Health Department Recommendations with Regard to Metzitzah B’peh
The Health Department has issued an open letter to the Jewish community regarding the recent cases of neonatal herpes linked to metzitzah b’peh and the risk of HSV-1 transmission with metzitzah b’peh, and has developed a fact sheet to inform parents about this public health issue which will be available online and through 311 in English, Yiddish and Hebrew.
During metzitzah b’peh the mouth of the mohel comes into direct contact with the baby’s circumcision cut, risking transmission of herpes simplex virus to the infant. While severe illness associated with this practice may be rare, because there is no proven way to reduce the risk of herpes infection posed by metzitzah b’peh, the Health Department advises against this practice. Some parents whose infants had metzitzah b’peh say they did not know in advance that the mohel would perform it. The Health Department advises parents to ask the mohel several days in advance of the bris whether he performs metzitzah b’peh. This offers parents a chance to weigh the risks of metzitzah b’peh and choose another option if they wish. While some mohelim consider metzitzah b’peh the only acceptable way to draw blood away from the circumcision cut, others use different means. For example, a mohel may use a sterile glass tube or a glass tube attached to a rubber bulb to suction the blood away from the baby’s cut. Other mohelim use a sponge or sterile gauze pad to wipe the blood away. Unlike metzitzah b’peh, there is no evidence that any of these practices cause herpes infection.
Susan Blank, MD, MPH Julia Schillinger, MD, MSc
Assistant Commissioner Director of Surveillance, Epidemiology, and Research
Bureau of Sexually Transmitted Disease Control
New York City Department of Health and Mental Hygiene
25 Worth Street
New York, NY 10013
1)Rubin LG, Lanzkowsky P. Cutaneous neonatal herpes simplex infection associated with ritual circumcision. Pediatric Infectious Diseases Journal. 2000. 19(3) 266-267.

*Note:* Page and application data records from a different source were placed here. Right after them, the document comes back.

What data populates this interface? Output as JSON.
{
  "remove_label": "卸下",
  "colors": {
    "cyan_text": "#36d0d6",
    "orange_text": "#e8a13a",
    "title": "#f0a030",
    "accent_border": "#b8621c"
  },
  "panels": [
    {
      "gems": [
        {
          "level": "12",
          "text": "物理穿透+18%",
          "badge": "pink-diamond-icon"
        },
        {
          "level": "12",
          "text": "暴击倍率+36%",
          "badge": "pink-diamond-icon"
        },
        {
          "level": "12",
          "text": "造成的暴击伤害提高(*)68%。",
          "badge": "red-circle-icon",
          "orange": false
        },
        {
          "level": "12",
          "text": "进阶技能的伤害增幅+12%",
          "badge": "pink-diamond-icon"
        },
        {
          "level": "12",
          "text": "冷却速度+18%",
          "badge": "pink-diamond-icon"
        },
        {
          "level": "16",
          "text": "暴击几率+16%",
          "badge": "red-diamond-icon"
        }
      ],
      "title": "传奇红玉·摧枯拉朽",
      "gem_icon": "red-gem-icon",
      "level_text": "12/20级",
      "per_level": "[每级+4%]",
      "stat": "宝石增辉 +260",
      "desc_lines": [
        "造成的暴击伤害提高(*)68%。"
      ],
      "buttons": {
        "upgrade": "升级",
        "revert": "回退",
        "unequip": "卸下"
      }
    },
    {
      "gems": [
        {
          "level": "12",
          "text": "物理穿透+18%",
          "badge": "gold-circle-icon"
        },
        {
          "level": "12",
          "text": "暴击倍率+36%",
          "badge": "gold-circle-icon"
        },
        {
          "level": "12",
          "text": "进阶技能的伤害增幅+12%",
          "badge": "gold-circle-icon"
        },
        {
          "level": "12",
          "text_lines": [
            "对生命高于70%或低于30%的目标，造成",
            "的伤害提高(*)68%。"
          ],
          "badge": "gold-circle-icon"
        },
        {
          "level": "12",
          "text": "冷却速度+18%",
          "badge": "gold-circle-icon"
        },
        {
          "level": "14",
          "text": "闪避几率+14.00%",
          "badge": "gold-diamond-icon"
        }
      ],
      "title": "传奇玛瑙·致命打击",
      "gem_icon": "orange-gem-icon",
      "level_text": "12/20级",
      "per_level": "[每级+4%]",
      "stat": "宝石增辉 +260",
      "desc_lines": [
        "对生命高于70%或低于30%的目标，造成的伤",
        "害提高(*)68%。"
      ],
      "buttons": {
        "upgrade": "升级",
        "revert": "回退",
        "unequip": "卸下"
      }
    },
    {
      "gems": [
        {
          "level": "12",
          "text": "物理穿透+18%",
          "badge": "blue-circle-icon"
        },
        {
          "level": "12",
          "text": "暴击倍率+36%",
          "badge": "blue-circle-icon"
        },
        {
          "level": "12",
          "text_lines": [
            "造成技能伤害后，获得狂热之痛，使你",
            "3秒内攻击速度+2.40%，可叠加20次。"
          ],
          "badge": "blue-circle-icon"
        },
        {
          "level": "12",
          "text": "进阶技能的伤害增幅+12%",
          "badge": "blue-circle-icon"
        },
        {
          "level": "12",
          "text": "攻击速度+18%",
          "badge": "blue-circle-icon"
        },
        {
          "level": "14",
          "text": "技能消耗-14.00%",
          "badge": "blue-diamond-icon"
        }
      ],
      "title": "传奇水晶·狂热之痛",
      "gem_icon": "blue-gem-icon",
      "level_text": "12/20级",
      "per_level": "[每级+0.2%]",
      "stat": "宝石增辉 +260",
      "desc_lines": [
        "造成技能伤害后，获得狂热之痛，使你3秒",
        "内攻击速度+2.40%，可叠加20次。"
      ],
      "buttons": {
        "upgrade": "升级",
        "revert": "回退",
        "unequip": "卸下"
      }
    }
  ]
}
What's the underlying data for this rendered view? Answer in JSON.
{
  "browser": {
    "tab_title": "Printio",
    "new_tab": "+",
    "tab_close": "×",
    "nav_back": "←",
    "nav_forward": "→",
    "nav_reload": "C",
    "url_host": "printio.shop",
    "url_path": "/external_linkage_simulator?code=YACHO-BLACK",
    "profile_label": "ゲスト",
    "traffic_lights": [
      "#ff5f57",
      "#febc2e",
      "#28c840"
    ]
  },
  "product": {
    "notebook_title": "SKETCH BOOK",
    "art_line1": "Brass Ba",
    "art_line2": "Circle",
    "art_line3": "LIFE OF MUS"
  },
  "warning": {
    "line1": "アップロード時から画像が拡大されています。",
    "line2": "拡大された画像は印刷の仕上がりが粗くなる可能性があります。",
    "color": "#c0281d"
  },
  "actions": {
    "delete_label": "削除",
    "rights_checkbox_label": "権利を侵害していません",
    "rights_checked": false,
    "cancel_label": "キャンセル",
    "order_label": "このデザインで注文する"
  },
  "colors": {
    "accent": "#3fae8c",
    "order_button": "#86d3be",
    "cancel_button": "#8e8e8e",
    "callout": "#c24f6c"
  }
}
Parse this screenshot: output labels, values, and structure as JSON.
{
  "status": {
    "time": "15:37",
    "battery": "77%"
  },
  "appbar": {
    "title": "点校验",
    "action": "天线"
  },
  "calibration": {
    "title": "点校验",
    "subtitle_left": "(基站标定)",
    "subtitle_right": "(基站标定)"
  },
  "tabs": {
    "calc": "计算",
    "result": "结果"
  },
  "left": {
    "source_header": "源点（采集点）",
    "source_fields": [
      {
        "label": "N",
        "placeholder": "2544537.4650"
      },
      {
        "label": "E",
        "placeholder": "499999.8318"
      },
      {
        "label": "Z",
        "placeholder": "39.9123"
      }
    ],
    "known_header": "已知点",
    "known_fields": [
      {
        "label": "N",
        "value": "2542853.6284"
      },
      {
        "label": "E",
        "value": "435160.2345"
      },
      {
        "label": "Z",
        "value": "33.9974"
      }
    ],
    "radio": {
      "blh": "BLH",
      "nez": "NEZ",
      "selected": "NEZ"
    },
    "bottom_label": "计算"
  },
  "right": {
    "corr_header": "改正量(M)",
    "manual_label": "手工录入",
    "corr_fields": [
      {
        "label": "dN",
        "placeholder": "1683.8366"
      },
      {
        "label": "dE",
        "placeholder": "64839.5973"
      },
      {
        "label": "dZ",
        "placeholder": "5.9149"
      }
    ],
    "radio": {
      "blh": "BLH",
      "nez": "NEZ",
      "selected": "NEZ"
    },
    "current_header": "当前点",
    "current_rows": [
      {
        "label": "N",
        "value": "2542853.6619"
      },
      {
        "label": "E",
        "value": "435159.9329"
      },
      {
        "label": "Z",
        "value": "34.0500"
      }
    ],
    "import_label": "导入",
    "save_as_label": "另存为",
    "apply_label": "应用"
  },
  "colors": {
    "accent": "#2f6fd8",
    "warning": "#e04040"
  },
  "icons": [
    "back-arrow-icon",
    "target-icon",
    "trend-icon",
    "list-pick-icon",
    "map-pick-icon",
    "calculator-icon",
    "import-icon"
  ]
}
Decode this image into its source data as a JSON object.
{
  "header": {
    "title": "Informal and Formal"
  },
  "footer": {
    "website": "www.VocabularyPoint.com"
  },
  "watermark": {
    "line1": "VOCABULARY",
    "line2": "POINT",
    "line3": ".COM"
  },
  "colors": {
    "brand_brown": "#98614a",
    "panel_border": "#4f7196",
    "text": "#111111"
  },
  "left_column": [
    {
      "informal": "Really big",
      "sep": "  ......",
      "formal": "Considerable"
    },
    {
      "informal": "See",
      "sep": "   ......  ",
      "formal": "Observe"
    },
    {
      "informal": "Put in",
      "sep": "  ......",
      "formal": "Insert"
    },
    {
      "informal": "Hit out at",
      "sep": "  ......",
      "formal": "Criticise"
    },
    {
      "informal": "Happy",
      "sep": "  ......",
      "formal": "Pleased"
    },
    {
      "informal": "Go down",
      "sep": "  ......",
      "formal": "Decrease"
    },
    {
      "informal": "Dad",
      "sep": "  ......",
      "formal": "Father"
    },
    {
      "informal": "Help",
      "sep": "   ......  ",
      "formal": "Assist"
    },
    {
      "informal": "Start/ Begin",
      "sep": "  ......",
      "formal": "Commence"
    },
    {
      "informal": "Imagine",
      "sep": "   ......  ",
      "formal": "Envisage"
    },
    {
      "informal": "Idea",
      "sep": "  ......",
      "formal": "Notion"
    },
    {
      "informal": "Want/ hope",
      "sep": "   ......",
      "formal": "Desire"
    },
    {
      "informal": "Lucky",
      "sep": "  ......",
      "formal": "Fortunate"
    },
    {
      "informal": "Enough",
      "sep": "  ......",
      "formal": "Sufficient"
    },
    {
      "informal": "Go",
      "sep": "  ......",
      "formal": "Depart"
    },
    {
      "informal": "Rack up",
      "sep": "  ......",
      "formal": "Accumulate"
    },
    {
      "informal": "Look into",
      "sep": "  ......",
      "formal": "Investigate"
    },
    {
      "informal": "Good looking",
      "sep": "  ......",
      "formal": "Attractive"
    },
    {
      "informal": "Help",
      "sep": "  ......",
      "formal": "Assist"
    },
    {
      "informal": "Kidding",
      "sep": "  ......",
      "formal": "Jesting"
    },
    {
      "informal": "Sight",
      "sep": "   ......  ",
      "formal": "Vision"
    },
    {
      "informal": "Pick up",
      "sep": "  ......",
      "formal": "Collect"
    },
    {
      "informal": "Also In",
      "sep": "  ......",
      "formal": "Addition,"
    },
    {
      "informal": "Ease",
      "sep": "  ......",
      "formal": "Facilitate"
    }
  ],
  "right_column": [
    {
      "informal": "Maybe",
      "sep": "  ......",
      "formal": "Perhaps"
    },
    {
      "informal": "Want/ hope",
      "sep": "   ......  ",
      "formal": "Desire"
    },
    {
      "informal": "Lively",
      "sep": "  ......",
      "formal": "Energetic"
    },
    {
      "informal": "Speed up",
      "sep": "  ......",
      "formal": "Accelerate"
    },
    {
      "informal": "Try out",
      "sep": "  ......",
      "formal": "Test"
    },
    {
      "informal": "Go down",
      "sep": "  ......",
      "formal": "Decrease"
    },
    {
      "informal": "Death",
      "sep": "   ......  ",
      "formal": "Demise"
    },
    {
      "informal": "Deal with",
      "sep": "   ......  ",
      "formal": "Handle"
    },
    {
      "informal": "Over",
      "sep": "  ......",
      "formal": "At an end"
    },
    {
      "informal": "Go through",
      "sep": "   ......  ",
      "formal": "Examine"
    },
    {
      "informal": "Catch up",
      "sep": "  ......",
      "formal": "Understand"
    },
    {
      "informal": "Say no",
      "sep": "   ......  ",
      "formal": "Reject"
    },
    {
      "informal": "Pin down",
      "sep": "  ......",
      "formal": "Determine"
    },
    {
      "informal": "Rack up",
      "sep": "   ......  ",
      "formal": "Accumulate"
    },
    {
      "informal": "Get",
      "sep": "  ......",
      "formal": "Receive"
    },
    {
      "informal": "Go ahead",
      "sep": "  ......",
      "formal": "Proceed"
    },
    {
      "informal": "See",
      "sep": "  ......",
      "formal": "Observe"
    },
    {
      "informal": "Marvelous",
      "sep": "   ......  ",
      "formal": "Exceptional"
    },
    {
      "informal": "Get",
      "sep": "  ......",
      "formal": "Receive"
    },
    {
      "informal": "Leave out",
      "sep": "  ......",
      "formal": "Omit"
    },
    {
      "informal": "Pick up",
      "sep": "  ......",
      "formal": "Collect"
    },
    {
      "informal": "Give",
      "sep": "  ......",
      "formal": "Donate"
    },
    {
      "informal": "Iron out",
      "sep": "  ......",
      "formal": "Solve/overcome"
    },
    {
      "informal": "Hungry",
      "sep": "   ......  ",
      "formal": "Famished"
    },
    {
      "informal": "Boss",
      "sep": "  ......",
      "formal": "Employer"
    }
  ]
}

2)Distel R, Hofer V, Bogger-Goren S, Shalit I, Garty BZ. Primary genital herpes simplex infection associated with Jewish ritual circumcision. Israel Medical Association Journal. 2003 Dec;5(12):893-4
3)Gesundheit B, Grisaru-Soen G, Greenberg D, Levtzion-Korach O, Malkin D, Petric M, Koren G, Tendler MD, Ben-Zeev B, Vardi A, Dagan R, Engelhard D. Neonatal genital herpes simplex virus type 1 infection after Jewish ritual circumcision: modern medicine and religious tradition. 2004. Pediatrics. 114(2):259-63
4)American Academy of Pediatrics. Herpes simplex. In: Pickering LK, ed. Red Book: 2003 Report of the Committee on Infectious Diseases. 26th ed. Elk Grove Village, IL: American Academy of Pediatrics; 2003: 344-353.
5)Kimberlin DW. Neonatal Herpes Simplex Infection. Clinical Microbiology Reviews. 2004. 17 (1): 1-13.